------ Exercise data ------

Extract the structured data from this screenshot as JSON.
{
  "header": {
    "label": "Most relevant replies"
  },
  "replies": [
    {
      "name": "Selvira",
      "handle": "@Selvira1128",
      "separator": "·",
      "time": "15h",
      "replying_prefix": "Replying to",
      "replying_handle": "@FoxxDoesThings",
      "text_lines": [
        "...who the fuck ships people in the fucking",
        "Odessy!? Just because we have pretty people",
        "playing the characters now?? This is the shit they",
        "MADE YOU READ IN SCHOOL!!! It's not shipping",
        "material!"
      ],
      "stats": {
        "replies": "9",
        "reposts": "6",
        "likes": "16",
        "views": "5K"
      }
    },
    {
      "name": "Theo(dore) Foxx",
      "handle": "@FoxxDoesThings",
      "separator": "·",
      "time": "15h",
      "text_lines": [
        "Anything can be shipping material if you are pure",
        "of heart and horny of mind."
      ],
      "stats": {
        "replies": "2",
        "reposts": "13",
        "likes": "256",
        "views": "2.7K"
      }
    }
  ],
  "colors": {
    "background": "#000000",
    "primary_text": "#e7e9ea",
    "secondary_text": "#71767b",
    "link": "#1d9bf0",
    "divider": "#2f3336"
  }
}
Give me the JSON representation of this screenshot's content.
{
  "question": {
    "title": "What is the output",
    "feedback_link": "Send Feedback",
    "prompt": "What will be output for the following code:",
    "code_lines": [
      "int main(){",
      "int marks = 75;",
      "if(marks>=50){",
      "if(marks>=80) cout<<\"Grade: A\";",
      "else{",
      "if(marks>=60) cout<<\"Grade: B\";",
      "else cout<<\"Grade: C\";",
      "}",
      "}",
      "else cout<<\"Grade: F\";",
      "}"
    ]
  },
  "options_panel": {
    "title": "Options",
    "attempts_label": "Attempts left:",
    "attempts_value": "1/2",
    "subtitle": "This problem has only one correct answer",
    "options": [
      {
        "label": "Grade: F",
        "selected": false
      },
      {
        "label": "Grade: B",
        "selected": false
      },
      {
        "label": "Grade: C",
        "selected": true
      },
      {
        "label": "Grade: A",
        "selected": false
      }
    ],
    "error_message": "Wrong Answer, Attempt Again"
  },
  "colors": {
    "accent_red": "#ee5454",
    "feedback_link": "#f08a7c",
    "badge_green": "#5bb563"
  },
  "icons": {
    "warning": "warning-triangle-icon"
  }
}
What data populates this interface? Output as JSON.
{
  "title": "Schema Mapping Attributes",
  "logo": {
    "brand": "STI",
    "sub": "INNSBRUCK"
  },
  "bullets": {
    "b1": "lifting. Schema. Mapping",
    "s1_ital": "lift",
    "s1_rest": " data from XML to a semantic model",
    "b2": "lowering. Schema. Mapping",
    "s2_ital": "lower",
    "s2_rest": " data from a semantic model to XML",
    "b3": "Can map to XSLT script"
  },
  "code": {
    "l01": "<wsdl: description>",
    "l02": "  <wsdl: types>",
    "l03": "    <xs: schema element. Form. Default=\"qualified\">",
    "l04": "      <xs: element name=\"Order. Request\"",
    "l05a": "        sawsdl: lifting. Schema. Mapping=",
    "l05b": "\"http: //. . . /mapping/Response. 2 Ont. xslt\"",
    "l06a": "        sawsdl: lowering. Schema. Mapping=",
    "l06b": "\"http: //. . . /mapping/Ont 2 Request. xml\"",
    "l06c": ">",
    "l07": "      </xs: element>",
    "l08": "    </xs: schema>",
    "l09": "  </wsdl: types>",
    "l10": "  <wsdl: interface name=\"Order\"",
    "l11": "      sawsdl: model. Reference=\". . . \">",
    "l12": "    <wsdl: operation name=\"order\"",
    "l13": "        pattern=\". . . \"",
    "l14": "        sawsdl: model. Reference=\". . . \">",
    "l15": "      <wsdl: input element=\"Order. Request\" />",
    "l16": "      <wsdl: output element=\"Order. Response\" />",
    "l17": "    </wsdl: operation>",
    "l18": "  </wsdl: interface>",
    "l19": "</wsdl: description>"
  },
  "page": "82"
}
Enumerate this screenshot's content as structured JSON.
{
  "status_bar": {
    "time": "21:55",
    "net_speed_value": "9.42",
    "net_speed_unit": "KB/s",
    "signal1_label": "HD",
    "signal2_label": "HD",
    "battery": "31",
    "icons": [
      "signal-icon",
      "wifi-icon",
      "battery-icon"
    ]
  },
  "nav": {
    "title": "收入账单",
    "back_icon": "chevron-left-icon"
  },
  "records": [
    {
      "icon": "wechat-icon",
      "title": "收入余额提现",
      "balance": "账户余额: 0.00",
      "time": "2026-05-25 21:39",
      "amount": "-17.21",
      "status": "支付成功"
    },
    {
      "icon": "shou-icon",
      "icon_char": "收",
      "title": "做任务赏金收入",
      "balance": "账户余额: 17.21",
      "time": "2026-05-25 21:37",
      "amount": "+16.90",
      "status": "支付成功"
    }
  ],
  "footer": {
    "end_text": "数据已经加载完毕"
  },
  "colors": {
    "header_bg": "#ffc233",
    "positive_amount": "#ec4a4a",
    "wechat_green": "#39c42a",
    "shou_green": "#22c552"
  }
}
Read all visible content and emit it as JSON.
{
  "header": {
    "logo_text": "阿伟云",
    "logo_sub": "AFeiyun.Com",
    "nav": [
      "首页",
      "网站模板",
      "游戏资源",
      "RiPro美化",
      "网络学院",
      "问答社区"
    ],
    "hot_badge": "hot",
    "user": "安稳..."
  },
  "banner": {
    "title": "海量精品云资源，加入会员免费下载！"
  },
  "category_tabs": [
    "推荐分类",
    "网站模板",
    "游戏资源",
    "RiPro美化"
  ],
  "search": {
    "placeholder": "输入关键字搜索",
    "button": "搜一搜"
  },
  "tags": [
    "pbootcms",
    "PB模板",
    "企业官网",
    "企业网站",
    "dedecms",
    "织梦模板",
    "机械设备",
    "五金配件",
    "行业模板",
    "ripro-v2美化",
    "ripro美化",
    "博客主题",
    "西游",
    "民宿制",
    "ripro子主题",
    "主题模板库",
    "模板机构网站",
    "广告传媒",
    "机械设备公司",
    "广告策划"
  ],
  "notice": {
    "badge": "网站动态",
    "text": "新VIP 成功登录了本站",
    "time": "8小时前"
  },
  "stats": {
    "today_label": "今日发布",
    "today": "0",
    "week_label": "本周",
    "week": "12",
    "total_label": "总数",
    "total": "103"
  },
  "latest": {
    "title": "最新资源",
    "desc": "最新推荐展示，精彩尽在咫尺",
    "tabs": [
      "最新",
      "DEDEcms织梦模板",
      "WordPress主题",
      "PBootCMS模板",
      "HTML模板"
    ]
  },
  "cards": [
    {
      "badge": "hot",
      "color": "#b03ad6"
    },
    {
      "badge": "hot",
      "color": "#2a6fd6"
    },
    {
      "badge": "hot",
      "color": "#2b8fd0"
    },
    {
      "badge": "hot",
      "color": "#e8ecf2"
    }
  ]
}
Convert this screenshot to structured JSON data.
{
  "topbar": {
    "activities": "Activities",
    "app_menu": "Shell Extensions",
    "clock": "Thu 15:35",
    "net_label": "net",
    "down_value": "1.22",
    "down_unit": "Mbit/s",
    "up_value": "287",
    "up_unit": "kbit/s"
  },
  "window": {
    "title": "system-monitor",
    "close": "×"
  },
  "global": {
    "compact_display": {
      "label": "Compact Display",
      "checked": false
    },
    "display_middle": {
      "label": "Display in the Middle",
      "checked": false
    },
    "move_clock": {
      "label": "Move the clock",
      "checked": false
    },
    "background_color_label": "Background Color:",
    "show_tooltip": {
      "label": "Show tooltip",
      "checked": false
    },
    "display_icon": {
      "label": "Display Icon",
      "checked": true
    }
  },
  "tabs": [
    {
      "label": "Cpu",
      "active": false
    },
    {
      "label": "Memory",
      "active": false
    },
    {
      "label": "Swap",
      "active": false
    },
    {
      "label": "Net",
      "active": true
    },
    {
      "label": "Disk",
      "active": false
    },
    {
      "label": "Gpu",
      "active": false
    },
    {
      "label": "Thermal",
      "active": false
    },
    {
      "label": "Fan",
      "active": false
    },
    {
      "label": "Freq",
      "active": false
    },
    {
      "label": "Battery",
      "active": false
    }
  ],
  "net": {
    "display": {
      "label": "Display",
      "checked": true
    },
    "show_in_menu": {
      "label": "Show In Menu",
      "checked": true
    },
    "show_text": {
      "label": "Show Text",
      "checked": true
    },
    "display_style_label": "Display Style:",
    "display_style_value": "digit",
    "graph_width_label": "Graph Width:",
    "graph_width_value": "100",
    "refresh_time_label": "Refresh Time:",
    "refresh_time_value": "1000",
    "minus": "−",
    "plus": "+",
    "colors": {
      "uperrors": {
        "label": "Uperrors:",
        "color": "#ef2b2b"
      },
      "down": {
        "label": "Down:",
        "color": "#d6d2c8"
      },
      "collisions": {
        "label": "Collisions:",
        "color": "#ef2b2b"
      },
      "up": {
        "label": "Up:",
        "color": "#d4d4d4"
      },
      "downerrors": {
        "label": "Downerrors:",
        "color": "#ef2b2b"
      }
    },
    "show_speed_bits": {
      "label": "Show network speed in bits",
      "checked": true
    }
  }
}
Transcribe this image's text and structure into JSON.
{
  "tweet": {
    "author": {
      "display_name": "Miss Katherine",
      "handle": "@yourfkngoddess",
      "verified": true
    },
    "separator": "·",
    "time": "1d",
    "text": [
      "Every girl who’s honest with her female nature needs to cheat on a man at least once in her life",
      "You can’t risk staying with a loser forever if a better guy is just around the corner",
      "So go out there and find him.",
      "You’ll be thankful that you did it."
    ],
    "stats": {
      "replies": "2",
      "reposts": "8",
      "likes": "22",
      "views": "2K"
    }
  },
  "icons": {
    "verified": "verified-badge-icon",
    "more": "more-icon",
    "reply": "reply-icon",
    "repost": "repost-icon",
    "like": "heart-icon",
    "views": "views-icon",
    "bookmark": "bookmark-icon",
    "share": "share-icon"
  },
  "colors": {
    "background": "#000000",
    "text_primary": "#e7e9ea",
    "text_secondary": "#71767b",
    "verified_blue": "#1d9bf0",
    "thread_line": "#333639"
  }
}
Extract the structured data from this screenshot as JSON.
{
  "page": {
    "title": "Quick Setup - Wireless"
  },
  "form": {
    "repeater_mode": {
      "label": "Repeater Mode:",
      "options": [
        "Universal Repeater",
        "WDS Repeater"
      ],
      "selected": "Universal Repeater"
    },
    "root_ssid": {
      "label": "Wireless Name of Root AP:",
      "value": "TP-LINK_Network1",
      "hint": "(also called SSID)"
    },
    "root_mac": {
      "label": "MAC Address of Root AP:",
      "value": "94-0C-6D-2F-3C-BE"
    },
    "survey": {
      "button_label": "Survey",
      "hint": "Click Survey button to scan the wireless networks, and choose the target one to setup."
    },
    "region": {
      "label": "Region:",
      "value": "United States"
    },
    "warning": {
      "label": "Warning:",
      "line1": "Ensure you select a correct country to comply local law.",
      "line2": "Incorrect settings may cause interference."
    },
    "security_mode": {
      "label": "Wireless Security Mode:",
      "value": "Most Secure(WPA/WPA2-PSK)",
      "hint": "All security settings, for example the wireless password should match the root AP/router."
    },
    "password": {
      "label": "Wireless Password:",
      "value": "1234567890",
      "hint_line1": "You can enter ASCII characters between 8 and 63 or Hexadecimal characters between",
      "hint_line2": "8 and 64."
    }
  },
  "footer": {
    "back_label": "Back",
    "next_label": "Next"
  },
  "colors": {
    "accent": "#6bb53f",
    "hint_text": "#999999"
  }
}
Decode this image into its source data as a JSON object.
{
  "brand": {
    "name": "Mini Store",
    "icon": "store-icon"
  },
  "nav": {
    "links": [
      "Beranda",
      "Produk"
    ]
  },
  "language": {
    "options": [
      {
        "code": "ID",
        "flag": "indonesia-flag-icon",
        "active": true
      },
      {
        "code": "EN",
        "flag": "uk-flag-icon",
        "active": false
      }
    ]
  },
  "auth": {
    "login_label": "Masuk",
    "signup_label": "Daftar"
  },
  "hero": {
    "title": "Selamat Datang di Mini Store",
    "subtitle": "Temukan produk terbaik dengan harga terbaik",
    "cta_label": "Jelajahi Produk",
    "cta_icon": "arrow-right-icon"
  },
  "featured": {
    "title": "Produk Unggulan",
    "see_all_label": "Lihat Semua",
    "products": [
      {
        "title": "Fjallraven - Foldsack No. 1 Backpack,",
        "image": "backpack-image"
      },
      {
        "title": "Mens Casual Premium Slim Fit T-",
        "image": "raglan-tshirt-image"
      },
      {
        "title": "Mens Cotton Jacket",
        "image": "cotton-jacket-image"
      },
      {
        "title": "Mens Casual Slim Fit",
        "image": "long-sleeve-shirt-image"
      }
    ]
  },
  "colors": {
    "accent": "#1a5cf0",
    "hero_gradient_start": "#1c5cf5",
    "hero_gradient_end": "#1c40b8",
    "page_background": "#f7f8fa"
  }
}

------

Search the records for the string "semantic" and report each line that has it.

    "s1_rest": " data from XML to a semantic model",
    "s2_rest": " data from a semantic model to XML",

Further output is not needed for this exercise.